“Planning the 2010 MBAT was some kind of feat. As a former university long distance runner, when I learned of the many ways we HEC students could contribute to the event’s success, I knew right away that I wanted to lead the cross country team.
All winter, my co-captain Eric Murugneux and I held fairly regular Tuesday afternoon practices, though at times were a little dismayed that our runners were not always game to brave the less than stellar weather conditions – like rain and snow – that graced Jouy en Josas. Yet, many of the HEC runners always assured me that they were in fact training on their own. That’s one of the beauties of cross country - it’s a team event, yet each individual can practice on his or her own time without jeopardizing the team’s ultimate success.
Of course, studies and exams had a nasty little habit of getting in the way of all ambitions we may have had for the cross country event. Meaning that a week before the MBAT cross country race, Eric and I still had yet to fully chart and document the 7km course our runners would run.
Luckily Rob Johnson and Will Arbuckle, the tireless MBAT sports coordinators were able to connect Eric and me to Patrick and Jean Jules, two veterans of the HEC athletic department. Together with Patrick, Jean Jules, Eric, Will and Daniela, who is an exchange student from Chile who was kind enough to lend a hand, we spent four hours on a chilly and windy Thursday morning nailing signs to trees and sectioning off areas to chart the 7km course that runners would run just two days later.
Eric took the responsibility for creating the bib numbers, while I set out to convince members of the already over-committed HEC MBA community to volunteer to stake out key areas of the cross country course to ensure that no runner was lost en route. A task a bit more difficult than I originally envisioned, I managed to secure 14 volunteers in the two days before the race. Once I committed them, I tried my absolute hardest to snag portions of their time to show them exactly where they would stand, as a 7 km course covers a large area and sections the wooded areas that surround HEC are not always easy to show on a google map.
On race day, which was Saturday the third and final day of the MBAT competition, runners gathered near the starting line to collect bibs and check in. Late in the game some frantic runners from LBS informed us that they had not received the cross country information emails - apparently we just hadn’t received their emails in time. We quickly mobilized to tell their captains and members of their teams all the specifics, so they would not be stressed prior to the race. We intended to start the race around 2:30 pm, though received radio call ins from the basket ball courts that the championship game was not yet finished and several players were to run. As more and more runners began to gather anxiously around the starting line, we tried to spread the word that we would delay the race by 20 minutes so that the
basketball players soon to be cross country runners could join. No luck. Another radio from the basketball stadium informed us that the game had only just started. With that news, we made the call to start the race.

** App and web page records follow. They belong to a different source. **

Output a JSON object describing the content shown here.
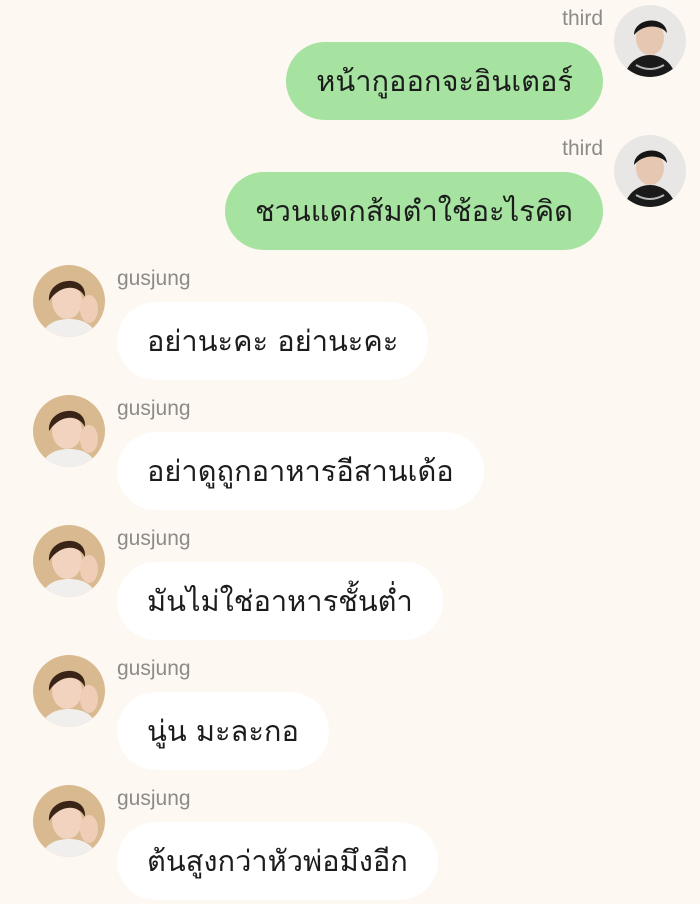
{
  "messages": [
    {
      "sender": "third",
      "side": "out",
      "avatar": "third-avatar",
      "text": "หน้ากูออกจะอินเตอร์"
    },
    {
      "sender": "third",
      "side": "out",
      "avatar": "third-avatar",
      "text": "ชวนแดกส้มตำใช้อะไรคิด"
    },
    {
      "sender": "gusjung",
      "side": "in",
      "avatar": "gusjung-avatar",
      "text": "อย่านะคะ อย่านะคะ"
    },
    {
      "sender": "gusjung",
      "side": "in",
      "avatar": "gusjung-avatar",
      "text": "อย่าดูถูกอาหารอีสานเด้อ"
    },
    {
      "sender": "gusjung",
      "side": "in",
      "avatar": "gusjung-avatar",
      "text": "มันไม่ใช่อาหารชั้นต่ำ"
    },
    {
      "sender": "gusjung",
      "side": "in",
      "avatar": "gusjung-avatar",
      "text": "นู่น มะละกอ"
    },
    {
      "sender": "gusjung",
      "side": "in",
      "avatar": "gusjung-avatar",
      "text": "ต้นสูงกว่าหัวพ่อมึงอีก"
    }
  ],
  "colors": {
    "background": "#fdf8f1",
    "outgoing_bubble": "#a6e3a1",
    "incoming_bubble": "#ffffff",
    "sender_name": "#8e8a86"
  }
}
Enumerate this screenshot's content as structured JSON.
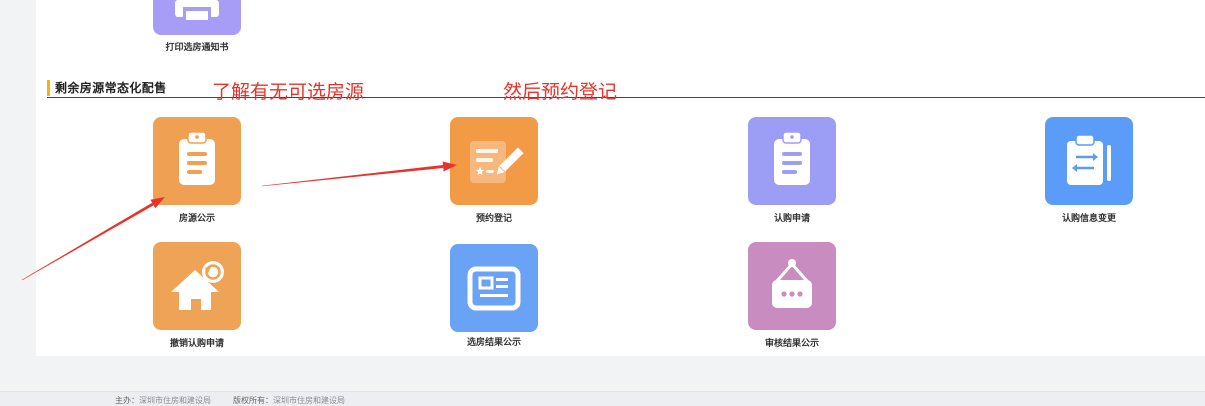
{
  "top_item": {
    "label": "打印选房通知书",
    "icon": "printer-icon",
    "color": "#a79df6"
  },
  "section": {
    "title": "剩余房源常态化配售",
    "accent": "#f5b400"
  },
  "annotations": {
    "note1": "了解有无可选房源",
    "note2": "然后预约登记",
    "color": "#e8332c"
  },
  "tiles": [
    {
      "label": "房源公示",
      "icon": "clipboard-icon",
      "color": "#f0a052"
    },
    {
      "label": "预约登记",
      "icon": "edit-document-icon",
      "color": "#f29a45"
    },
    {
      "label": "认购申请",
      "icon": "clipboard-icon",
      "color": "#9c9ef6"
    },
    {
      "label": "认购信息变更",
      "icon": "clipboard-exchange-icon",
      "color": "#5a9cf8"
    },
    {
      "label": "撤销认购申请",
      "icon": "house-undo-icon",
      "color": "#eea357"
    },
    {
      "label": "选房结果公示",
      "icon": "newspaper-icon",
      "color": "#6aa2f6"
    },
    {
      "label": "审核结果公示",
      "icon": "hanging-sign-icon",
      "color": "#c98cc0"
    }
  ],
  "footer": {
    "host_label": "主办：",
    "host": "深圳市住房和建设局",
    "copyright_label": "版权所有：",
    "copyright": "深圳市住房和建设局"
  }
}
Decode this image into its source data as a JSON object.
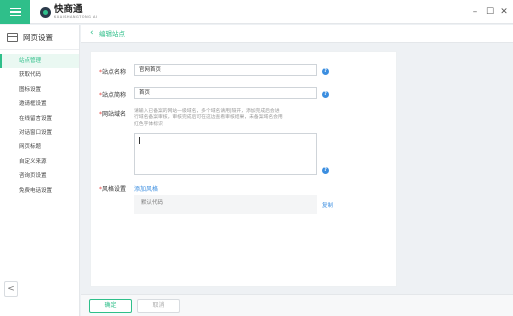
{
  "app": {
    "name": "快商通",
    "sub": "KUAISHANGTONG AI"
  },
  "window": {
    "minimize": "–",
    "maximize": "☐",
    "close": "✕"
  },
  "sidebar": {
    "title": "网页设置",
    "items": [
      {
        "label": "站点管理",
        "active": true
      },
      {
        "label": "获取代码"
      },
      {
        "label": "图标设置"
      },
      {
        "label": "邀请框设置"
      },
      {
        "label": "在线留言设置"
      },
      {
        "label": "对话窗口设置"
      },
      {
        "label": "网页标题"
      },
      {
        "label": "自定义来源"
      },
      {
        "label": "咨询页设置"
      },
      {
        "label": "免费电话设置"
      }
    ],
    "collapse": "<"
  },
  "breadcrumb": {
    "label": "编辑站点"
  },
  "form": {
    "site_name": {
      "label": "站点名称",
      "value": "官网首页"
    },
    "site_short": {
      "label": "站点简称",
      "value": "首页"
    },
    "domain": {
      "label": "网站域名",
      "note_lines": [
        "请输入已备案的网站一级域名，多个域名请用|隔开，添加完成后会进",
        "行域名备案审核，审核完成后可在这边查看审核结果，未备案域名会用",
        "红色字体标识"
      ]
    },
    "style": {
      "label": "风格设置",
      "add_link": "添加风格",
      "default": "默认代码",
      "copy": "复制"
    },
    "required_mark": "*",
    "help_glyph": "?"
  },
  "footer": {
    "ok": "确定",
    "cancel": "取消"
  },
  "colors": {
    "accent": "#2fbf8a",
    "link": "#3b8ee0",
    "required": "#e64340"
  }
}
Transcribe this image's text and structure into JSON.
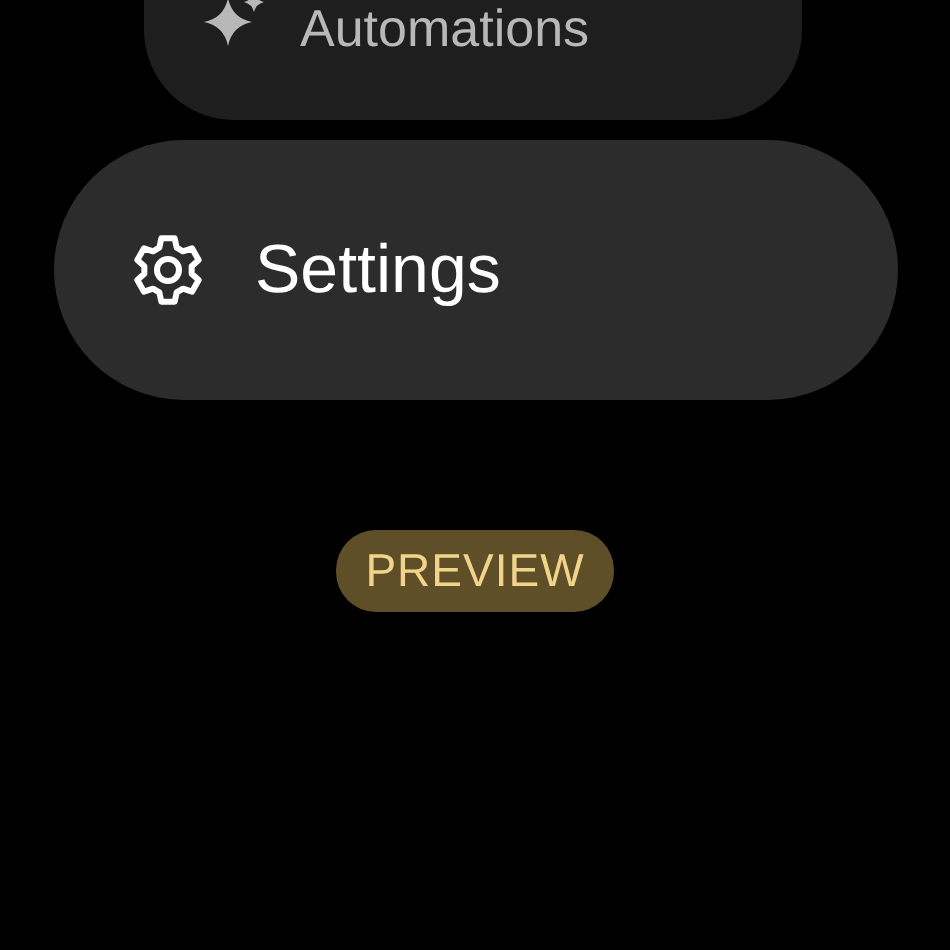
{
  "menu": [
    {
      "label": "Automations",
      "kind": "sparkle"
    },
    {
      "label": "Settings",
      "kind": "gear"
    }
  ],
  "badge": {
    "label": "PREVIEW"
  }
}
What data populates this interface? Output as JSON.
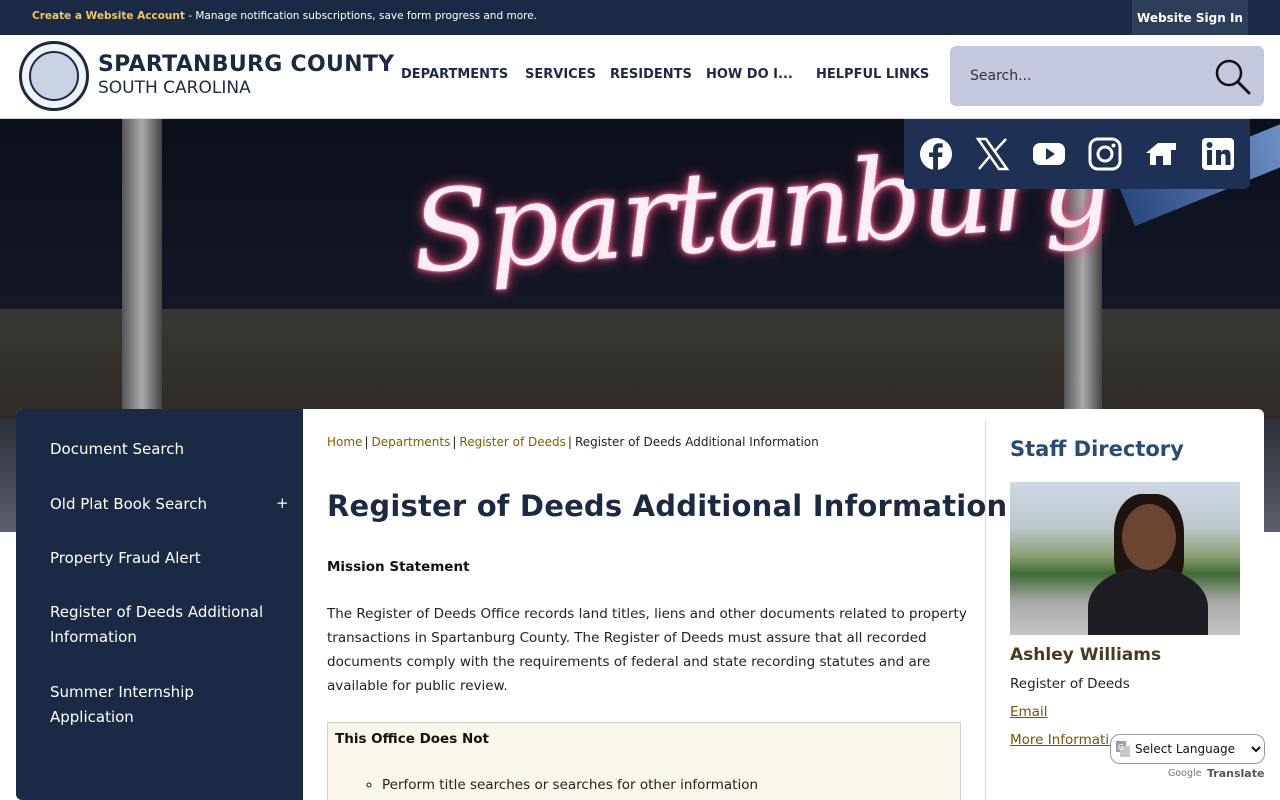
{
  "topbar": {
    "create_account": "Create a Website Account",
    "promo_text": " - Manage notification subscriptions, save form progress and more.",
    "signin": "Website Sign In"
  },
  "logo": {
    "title": "SPARTANBURG COUNTY",
    "subtitle": "SOUTH CAROLINA"
  },
  "nav": {
    "items": [
      "DEPARTMENTS",
      "SERVICES",
      "RESIDENTS",
      "HOW DO I...",
      "HELPFUL LINKS"
    ]
  },
  "search": {
    "placeholder": "Search..."
  },
  "hero": {
    "sign_text": "Spartanburg"
  },
  "social": {
    "icons": [
      "facebook-icon",
      "x-icon",
      "youtube-icon",
      "instagram-icon",
      "nextdoor-icon",
      "linkedin-icon"
    ]
  },
  "sidebar": {
    "items": [
      {
        "label": "Document Search"
      },
      {
        "label": "Old Plat Book Search",
        "expand": "+"
      },
      {
        "label": "Property Fraud Alert"
      },
      {
        "label": "Register of Deeds Additional Information"
      },
      {
        "label": "Summer Internship Application"
      }
    ]
  },
  "breadcrumb": {
    "home": "Home",
    "departments": "Departments",
    "register": "Register of Deeds",
    "current": "Register of Deeds Additional Information"
  },
  "page": {
    "title": "Register of Deeds Additional Information",
    "mission_heading": "Mission Statement",
    "mission_text": "The Register of Deeds Office records land titles, liens and other documents related to property transactions in Spartanburg County. The Register of Deeds must assure that all recorded documents comply with the requirements of federal and state recording statutes and are available for public review.",
    "not_heading": "This Office Does Not",
    "not_items": [
      "Perform title searches or searches for other information"
    ]
  },
  "staff": {
    "heading": "Staff Directory",
    "name": "Ashley Williams",
    "role": "Register of Deeds",
    "email": "Email",
    "more": "More Information"
  },
  "translate": {
    "select_label": "Select Language",
    "powered": "Google",
    "translate": "Translate"
  },
  "colors": {
    "navy": "#1b2a44",
    "accent_gold": "#f3c45a",
    "link_brown": "#8a5a00",
    "staff_heading": "#2a4b74"
  }
}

The gun went off for the guys around 2:30 pm and for the girls around 2:45 pm. Unfortunately, despite my frantic directions, one of the course guides sent the male runners in the wrong direction. Apparently and thankfully, they all stayed together and ran the same course, so their results could be tallied. When the females started, I was in the group so ensured that we all ran the previously charted 7km course - perhaps to our dismay, as it was quite difficult!
When all was said and done, a little over an hour later, I think that most of the runners felt accomplished and of course, fatigued. It was quite an event with several moving parts, and despite some hiccups we managed to pull it off. Some female runners even had the opportunity to test a new line of running shoes from Nike, one of the MBAT sponsors.
Even though I ran in college, I never had to take responsibility for the success of a race – including course charting and all. I found it to be quite challenging, as there were many stakeholders involved. As I pushed through my post race fatigue and shook off some of the worry and stress as a result of some of my fruitless but not unfounded worry that some of the runners would get lost (some did!) or hurt (none that I know of!) and tallied the result, I found that all those runners from HEC who assured me that they were in fact training over those cold winter months were not lying. HEC won.”
Christine Shepherd, MBA 2011